→ Aim of the task
Each line below should be written out exactly, with none skipped.

★ ★ ★ ★

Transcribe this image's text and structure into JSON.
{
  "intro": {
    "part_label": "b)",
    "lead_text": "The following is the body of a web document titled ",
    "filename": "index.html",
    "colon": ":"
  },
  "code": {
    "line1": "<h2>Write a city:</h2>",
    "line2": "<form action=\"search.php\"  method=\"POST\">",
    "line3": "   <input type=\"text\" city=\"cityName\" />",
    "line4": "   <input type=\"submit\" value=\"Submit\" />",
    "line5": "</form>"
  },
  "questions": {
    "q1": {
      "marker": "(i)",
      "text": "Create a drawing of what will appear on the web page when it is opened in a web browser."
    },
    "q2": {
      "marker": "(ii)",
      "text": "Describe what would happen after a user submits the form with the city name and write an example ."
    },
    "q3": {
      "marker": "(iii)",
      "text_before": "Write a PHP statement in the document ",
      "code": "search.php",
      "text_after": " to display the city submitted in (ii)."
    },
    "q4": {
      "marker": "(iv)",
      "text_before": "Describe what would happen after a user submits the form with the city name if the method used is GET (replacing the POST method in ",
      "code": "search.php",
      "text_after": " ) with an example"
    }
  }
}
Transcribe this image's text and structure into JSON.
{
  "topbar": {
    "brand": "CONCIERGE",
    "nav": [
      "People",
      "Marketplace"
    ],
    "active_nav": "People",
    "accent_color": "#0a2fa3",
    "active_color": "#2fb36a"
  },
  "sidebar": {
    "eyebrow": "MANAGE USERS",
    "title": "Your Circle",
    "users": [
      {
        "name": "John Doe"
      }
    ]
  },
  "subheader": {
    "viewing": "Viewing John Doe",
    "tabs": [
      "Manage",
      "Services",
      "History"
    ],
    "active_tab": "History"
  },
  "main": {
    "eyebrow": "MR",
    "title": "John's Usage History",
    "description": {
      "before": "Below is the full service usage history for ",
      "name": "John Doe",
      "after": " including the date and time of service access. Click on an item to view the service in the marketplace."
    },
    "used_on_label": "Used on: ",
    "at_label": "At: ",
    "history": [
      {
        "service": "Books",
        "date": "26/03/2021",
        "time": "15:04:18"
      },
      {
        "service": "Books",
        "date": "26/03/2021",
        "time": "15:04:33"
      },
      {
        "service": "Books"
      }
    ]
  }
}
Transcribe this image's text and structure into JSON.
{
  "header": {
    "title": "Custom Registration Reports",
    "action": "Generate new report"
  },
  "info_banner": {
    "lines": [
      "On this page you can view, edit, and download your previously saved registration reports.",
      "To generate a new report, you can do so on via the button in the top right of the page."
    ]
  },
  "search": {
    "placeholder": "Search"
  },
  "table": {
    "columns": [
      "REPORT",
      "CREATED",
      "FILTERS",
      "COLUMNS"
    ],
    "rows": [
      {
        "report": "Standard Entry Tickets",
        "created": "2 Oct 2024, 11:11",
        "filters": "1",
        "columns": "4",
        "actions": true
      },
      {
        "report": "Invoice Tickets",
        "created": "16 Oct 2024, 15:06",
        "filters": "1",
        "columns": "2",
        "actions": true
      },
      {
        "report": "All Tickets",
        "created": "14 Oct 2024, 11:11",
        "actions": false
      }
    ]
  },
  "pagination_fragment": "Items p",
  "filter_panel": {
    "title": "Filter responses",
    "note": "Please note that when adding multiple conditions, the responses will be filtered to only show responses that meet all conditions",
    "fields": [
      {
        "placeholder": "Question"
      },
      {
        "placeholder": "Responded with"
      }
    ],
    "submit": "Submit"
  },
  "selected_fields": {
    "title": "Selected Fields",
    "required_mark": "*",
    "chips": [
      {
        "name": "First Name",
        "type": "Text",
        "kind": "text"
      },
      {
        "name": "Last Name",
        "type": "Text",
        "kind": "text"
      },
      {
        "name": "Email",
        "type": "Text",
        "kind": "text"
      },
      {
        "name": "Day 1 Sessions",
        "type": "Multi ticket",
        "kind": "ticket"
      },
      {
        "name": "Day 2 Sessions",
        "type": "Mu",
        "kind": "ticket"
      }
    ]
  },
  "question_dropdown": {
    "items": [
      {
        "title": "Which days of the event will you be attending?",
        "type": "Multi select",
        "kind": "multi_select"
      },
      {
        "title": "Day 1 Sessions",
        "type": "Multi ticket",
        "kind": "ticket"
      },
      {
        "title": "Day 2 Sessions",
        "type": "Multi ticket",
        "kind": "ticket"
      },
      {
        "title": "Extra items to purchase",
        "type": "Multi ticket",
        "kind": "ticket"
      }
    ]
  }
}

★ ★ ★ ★

→ Solution to the problem
Transcribe this image's text and structure into JSON.
{
  "intro": {
    "part_label": "b)",
    "lead_text": "The following is the body of a web document titled ",
    "filename": "index.html",
    "colon": ":"
  },
  "code": {
    "line1": "<h2>Write a city:</h2>",
    "line2": "<form action=\"search.php\"  method=\"POST\">",
    "line3": "   <input type=\"text\" city=\"cityName\" />",
    "line4": "   <input type=\"submit\" value=\"Submit\" />",
    "line5": "</form>"
  },
  "questions": {
    "q1": {
      "marker": "(i)",
      "text": "Create a drawing of what will appear on the web page when it is opened in a web browser."
    },
    "q2": {
      "marker": "(ii)",
      "text": "Describe what would happen after a user submits the form with the city name and write an example ."
    },
    "q3": {
      "marker": "(iii)",
      "text_before": "Write a PHP statement in the document ",
      "code": "search.php",
      "text_after": " to display the city submitted in (ii)."
    },
    "q4": {
      "marker": "(iv)",
      "text_before": "Describe what would happen after a user submits the form with the city name if the method used is GET (replacing the POST method in ",
      "code": "search.php",
      "text_after": " ) with an example"
    }
  }
}
Transcribe this image's text and structure into JSON.
{
  "topbar": {
    "brand": "CONCIERGE",
    "nav": [
      "People",
      "Marketplace"
    ],
    "active_nav": "People",
    "accent_color": "#0a2fa3",
    "active_color": "#2fb36a"
  },
  "sidebar": {
    "eyebrow": "MANAGE USERS",
    "title": "Your Circle",
    "users": [
      {
        "name": "John Doe"
      }
    ]
  },
  "subheader": {
    "viewing": "Viewing John Doe",
    "tabs": [
      "Manage",
      "Services",
      "History"
    ],
    "active_tab": "History"
  },
  "main": {
    "eyebrow": "MR",
    "title": "John's Usage History",
    "description": {
      "before": "Below is the full service usage history for ",
      "name": "John Doe",
      "after": " including the date and time of service access. Click on an item to view the service in the marketplace."
    },
    "used_on_label": "Used on: ",
    "at_label": "At: ",
    "history": [
      {
        "service": "Books",
        "date": "26/03/2021",
        "time": "15:04:18"
      },
      {
        "service": "Books",
        "date": "26/03/2021",
        "time": "15:04:33"
      },
      {
        "service": "Books"
      }
    ]
  }
}
Transcribe this image's text and structure into JSON.
{
  "header": {
    "title": "Custom Registration Reports",
    "action": "Generate new report"
  },
  "info_banner": {
    "lines": [
      "On this page you can view, edit, and download your previously saved registration reports.",
      "To generate a new report, you can do so on via the button in the top right of the page."
    ]
  },
  "search": {
    "placeholder": "Search"
  },
  "table": {
    "columns": [
      "REPORT",
      "CREATED",
      "FILTERS",
      "COLUMNS"
    ],
    "rows": [
      {
        "report": "Standard Entry Tickets",
        "created": "2 Oct 2024, 11:11",
        "filters": "1",
        "columns": "4",
        "actions": true
      },
      {
        "report": "Invoice Tickets",
        "created": "16 Oct 2024, 15:06",
        "filters": "1",
        "columns": "2",
        "actions": true
      },
      {
        "report": "All Tickets",
        "created": "14 Oct 2024, 11:11",
        "actions": false
      }
    ]
  },
  "pagination_fragment": "Items p",
  "filter_panel": {
    "title": "Filter responses",
    "note": "Please note that when adding multiple conditions, the responses will be filtered to only show responses that meet all conditions",
    "fields": [
      {
        "placeholder": "Question"
      },
      {
        "placeholder": "Responded with"
      }
    ],
    "submit": "Submit"
  },
  "selected_fields": {
    "title": "Selected Fields",
    "required_mark": "*",
    "chips": [
      {
        "name": "First Name",
        "type": "Text",
        "kind": "text"
      },
      {
        "name": "Last Name",
        "type": "Text",
        "kind": "text"
      },
      {
        "name": "Email",
        "type": "Text",
        "kind": "text"
      },
      {
        "name": "Day 1 Sessions",
        "type": "Multi ticket",
        "kind": "ticket"
      },
      {
        "name": "Day 2 Sessions",
        "type": "Mu",
        "kind": "ticket"
      }
    ]
  },
  "question_dropdown": {
    "items": [
      {
        "title": "Which days of the event will you be attending?",
        "type": "Multi select",
        "kind": "multi_select"
      },
      {
        "title": "Day 1 Sessions",
        "type": "Multi ticket",
        "kind": "ticket"
      },
      {
        "title": "Day 2 Sessions",
        "type": "Multi ticket",
        "kind": "ticket"
      },
      {
        "title": "Extra items to purchase",
        "type": "Multi ticket",
        "kind": "ticket"
      }
    ]
  }
}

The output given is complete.